[0030] Alternatively, the drain tube section of the catheter may be preformed by injection molding in a prior step and then joined in a second injection molding step to the elastomeric neck and body sections. FIG. 8 shows a drain tube section (12") which is preformed of suitable thermoplastic material and placed within the cavity (24) of the mold with softer elastomeric material then being injected to form the stretchable and recoverable neck and body sections (13) and (11). The result is an integrated assembly produced by over-molding in the second injection-molding step.
[0031] The sections of the catheter may also differ in respects other than stiffness and stretchability. For example, the drain tube section may be more opaque, or of a different color, than the neck and body sections. Preferably, the neck and body sections are relatively transparent or clear, whereas transparency is less needed for the drain tube section.
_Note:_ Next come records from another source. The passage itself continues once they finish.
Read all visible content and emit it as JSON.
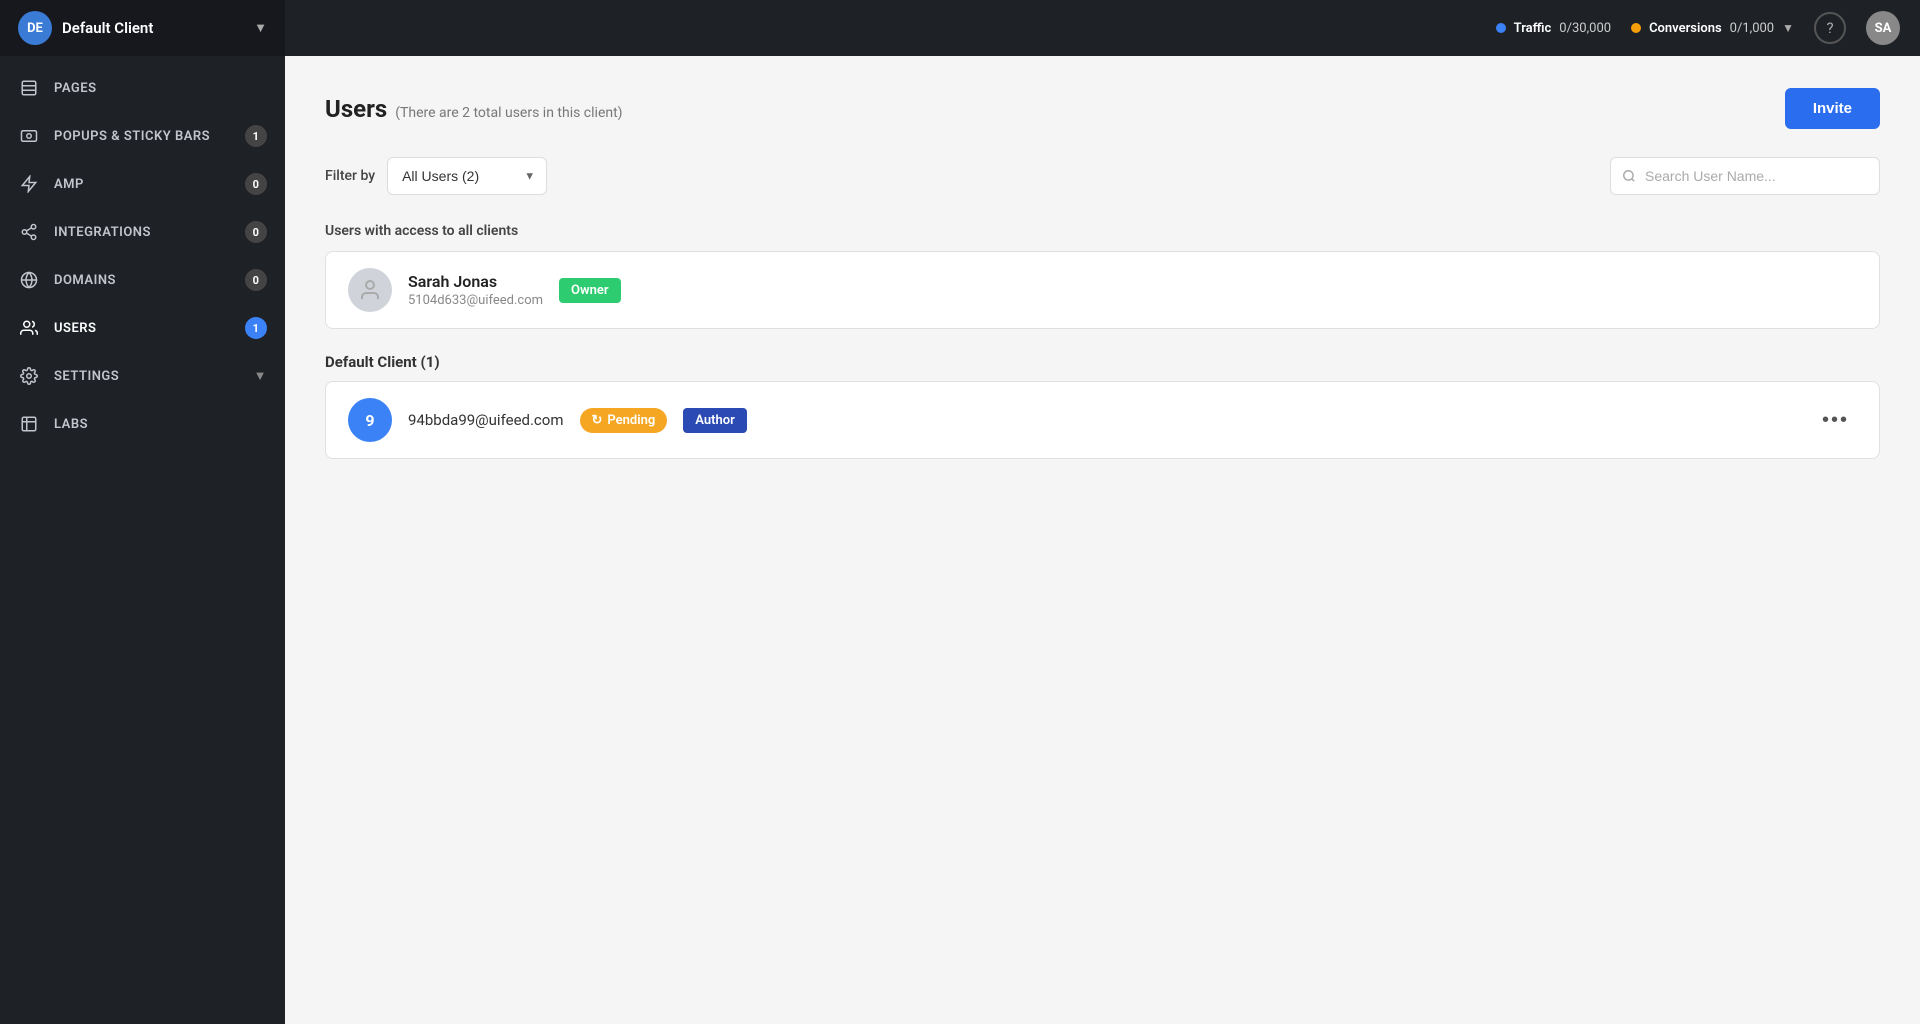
{
  "sidebar": {
    "client": {
      "initials": "DE",
      "name": "Default Client",
      "avatar_color": "#3a7bd5"
    },
    "nav_items": [
      {
        "id": "pages",
        "label": "PAGES",
        "icon": "pages-icon",
        "badge": null,
        "has_chevron": false
      },
      {
        "id": "popups",
        "label": "POPUPS & STICKY BARS",
        "icon": "popups-icon",
        "badge": "1",
        "badge_type": "gray",
        "has_chevron": false
      },
      {
        "id": "amp",
        "label": "AMP",
        "icon": "amp-icon",
        "badge": "0",
        "badge_type": "gray",
        "has_chevron": false
      },
      {
        "id": "integrations",
        "label": "INTEGRATIONS",
        "icon": "integrations-icon",
        "badge": "0",
        "badge_type": "gray",
        "has_chevron": false
      },
      {
        "id": "domains",
        "label": "DOMAINS",
        "icon": "domains-icon",
        "badge": "0",
        "badge_type": "gray",
        "has_chevron": false
      },
      {
        "id": "users",
        "label": "USERS",
        "icon": "users-icon",
        "badge": "1",
        "badge_type": "blue",
        "has_chevron": false,
        "active": true
      },
      {
        "id": "settings",
        "label": "SETTINGS",
        "icon": "settings-icon",
        "badge": null,
        "has_chevron": true
      },
      {
        "id": "labs",
        "label": "LABS",
        "icon": "labs-icon",
        "badge": null,
        "has_chevron": false
      }
    ]
  },
  "topbar": {
    "traffic": {
      "label": "Traffic",
      "value": "0/30,000",
      "dot_color": "#3b82f6"
    },
    "conversions": {
      "label": "Conversions",
      "value": "0/1,000",
      "dot_color": "#f59e0b"
    },
    "help_icon": "?",
    "user_initials": "SA"
  },
  "page": {
    "title": "Users",
    "subtitle": "(There are 2 total users in this client)",
    "invite_button": "Invite"
  },
  "filter": {
    "label": "Filter by",
    "select_value": "All Users (2)",
    "select_options": [
      "All Users (2)"
    ],
    "search_placeholder": "Search User Name..."
  },
  "sections": {
    "global_title": "Users with access to all clients",
    "global_users": [
      {
        "name": "Sarah Jonas",
        "email": "5104d633@uifeed.com",
        "avatar_initials": null,
        "badge_type": "owner",
        "badge_label": "Owner"
      }
    ],
    "client_section_title": "Default Client",
    "client_section_count": "(1)",
    "client_users": [
      {
        "email": "94bbda99@uifeed.com",
        "avatar_initials": "9",
        "avatar_color": "#3b82f6",
        "status_badge": "Pending",
        "role_badge": "Author"
      }
    ]
  }
}
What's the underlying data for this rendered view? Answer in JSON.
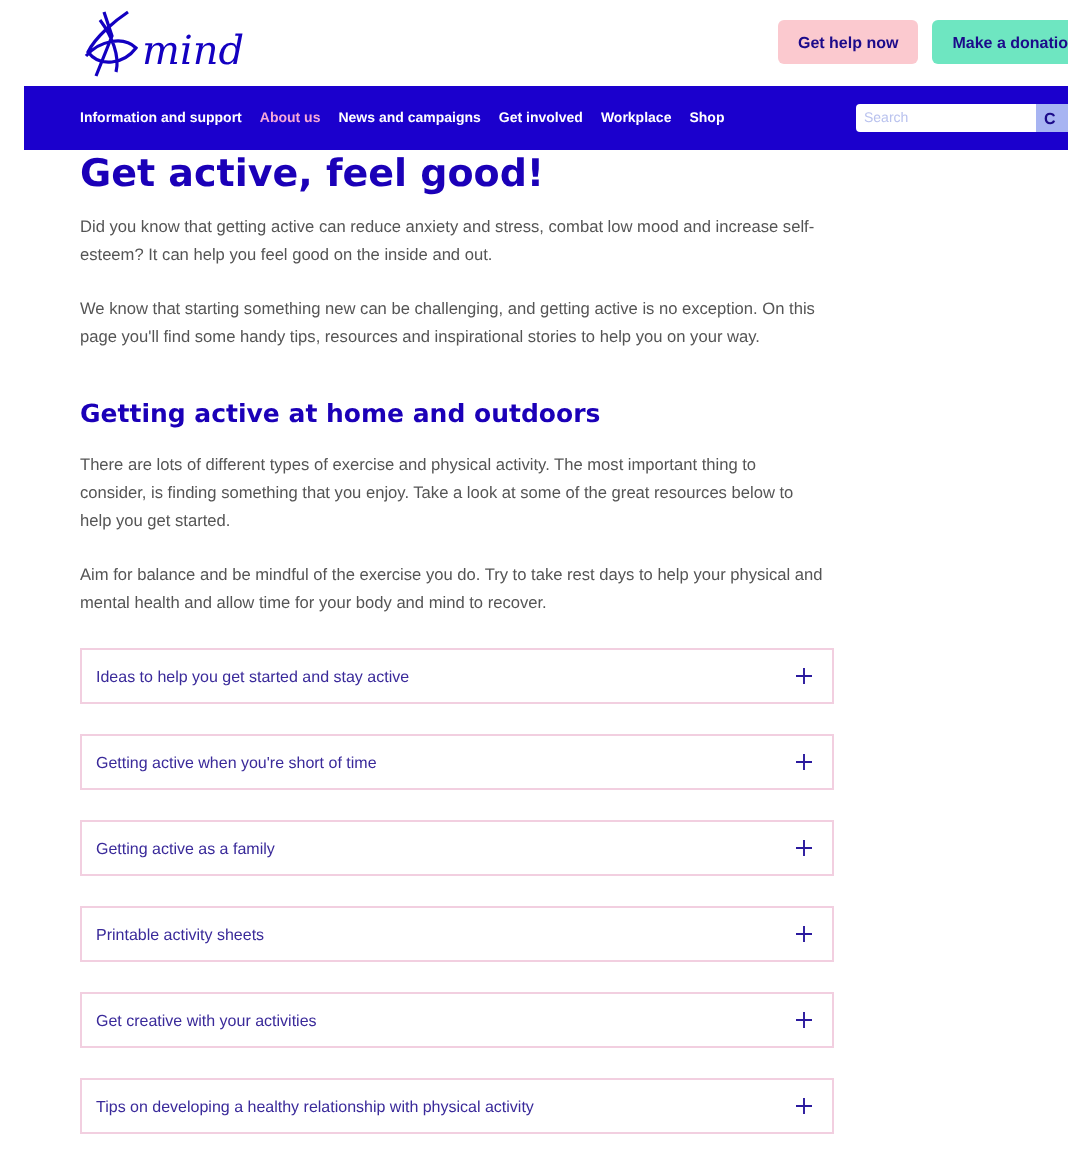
{
  "header": {
    "logo": "mind",
    "buttons": [
      {
        "label": "Get help now",
        "kind": "help"
      },
      {
        "label": "Make a donatio",
        "kind": "donate"
      }
    ]
  },
  "nav": {
    "items": [
      {
        "label": "Information and support",
        "selected": false
      },
      {
        "label": "About us",
        "selected": true
      },
      {
        "label": "News and campaigns",
        "selected": false
      },
      {
        "label": "Get involved",
        "selected": false
      },
      {
        "label": "Workplace",
        "selected": false
      },
      {
        "label": "Shop",
        "selected": false
      }
    ],
    "search": {
      "placeholder": "Search",
      "button": "C"
    }
  },
  "title": "Get active, feel good!",
  "intro": [
    "Did you know that getting active can reduce anxiety and stress, combat low mood and increase self-esteem? It can help you feel good on the inside and out.",
    "We know that starting something new can be challenging, and getting active is no exception. On this page you'll find some handy tips, resources and inspirational stories to help you on your way."
  ],
  "section": {
    "heading": "Getting active at home and outdoors",
    "paragraphs": [
      "There are lots of different types of exercise and physical activity. The most important thing to consider, is finding something that you enjoy. Take a look at some of the great resources below to help you get started.",
      "Aim for balance and be mindful of the exercise you do.  Try to take rest days to help your physical and mental health and allow time for your body and mind to recover."
    ],
    "accordions": [
      {
        "label": "Ideas to help you get started and stay active",
        "expanded": false
      },
      {
        "label": "Getting active when you're short of time",
        "expanded": false
      },
      {
        "label": "Getting active as a family",
        "expanded": false
      },
      {
        "label": "Printable activity sheets",
        "expanded": false
      },
      {
        "label": "Get creative with your activities",
        "expanded": false
      },
      {
        "label": "Tips on developing a healthy relationship with physical activity",
        "expanded": false
      }
    ]
  }
}
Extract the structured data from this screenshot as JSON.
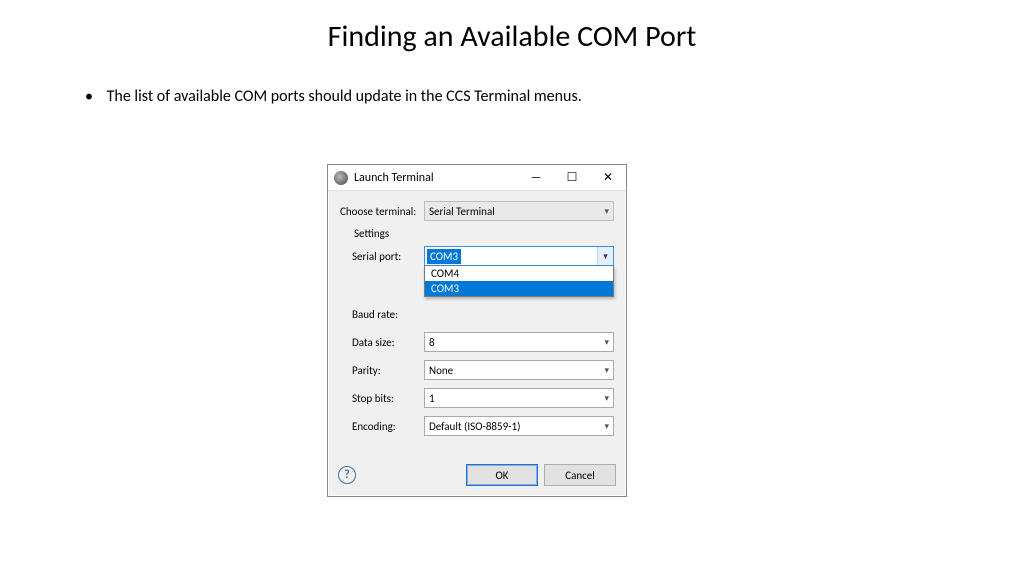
{
  "slide": {
    "title": "Finding an Available COM Port",
    "bullet": "The list of available COM ports should update in the CCS Terminal menus."
  },
  "dialog": {
    "title": "Launch Terminal",
    "choose_terminal_label": "Choose terminal:",
    "choose_terminal_value": "Serial Terminal",
    "settings_label": "Settings",
    "serial_port_label": "Serial port:",
    "serial_port_value": "COM3",
    "serial_port_options": {
      "opt1": "COM4",
      "opt2": "COM3"
    },
    "baud_label": "Baud rate:",
    "baud_value": "",
    "data_size_label": "Data size:",
    "data_size_value": "8",
    "parity_label": "Parity:",
    "parity_value": "None",
    "stop_bits_label": "Stop bits:",
    "stop_bits_value": "1",
    "encoding_label": "Encoding:",
    "encoding_value": "Default (ISO-8859-1)",
    "ok_label": "OK",
    "cancel_label": "Cancel"
  }
}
[0032] FIG. 9 depicts another embodiment of an injection molded catheter embodying the invention. Both the neck section (113) and the drain tube section (112) have their outer surfaces provided with an uninterrupted series of corrugations or convolutions defined by concentric ridges (114) and grooves (115). It will also be noted that the ridges increase slightly in radial thickness, and the grooves become deeper, towards the distal tip of the catheter. If desired, the final ridge or rib may have a chamfered inner surface at (130) to facilitate fitting the drain tube section over the end of a drain tube connector. The corrugations not only enhance non-kinking flexing and bending of the tapered neck and drain tube sections but also provide a gripping surface to facilitate coupling of the catheter to a connector. As in the previous embodiments, the inner surfaces of the neck and drain tube sections are without corrugations and merge smoothly together to promote fluid flow and avoid the grooves and indentations of prior constructions that tend to collect and retain small amounts of fluid in use.

[0033] Throughout this application, the term "plastic" has been used in a broad sense to mean a material capable of being molded and then passing into a more solid state because of cooling or curing or some other treatment or condition. In most cases, a thermoplastic material is used, particularly a thermoplastic elastomer, but this invention also comprehends the use of a multi-component composition which passes from a flowable state to a stable or cured state because of a chemical reaction between such components.
[0034] While in the foregoing we have disclosed embodiments of the invention in considerable detail for purposes of illustration, it will be
understood by those skilled in the art that many of these details may be varied without the departing from the spirit and scope of the invention.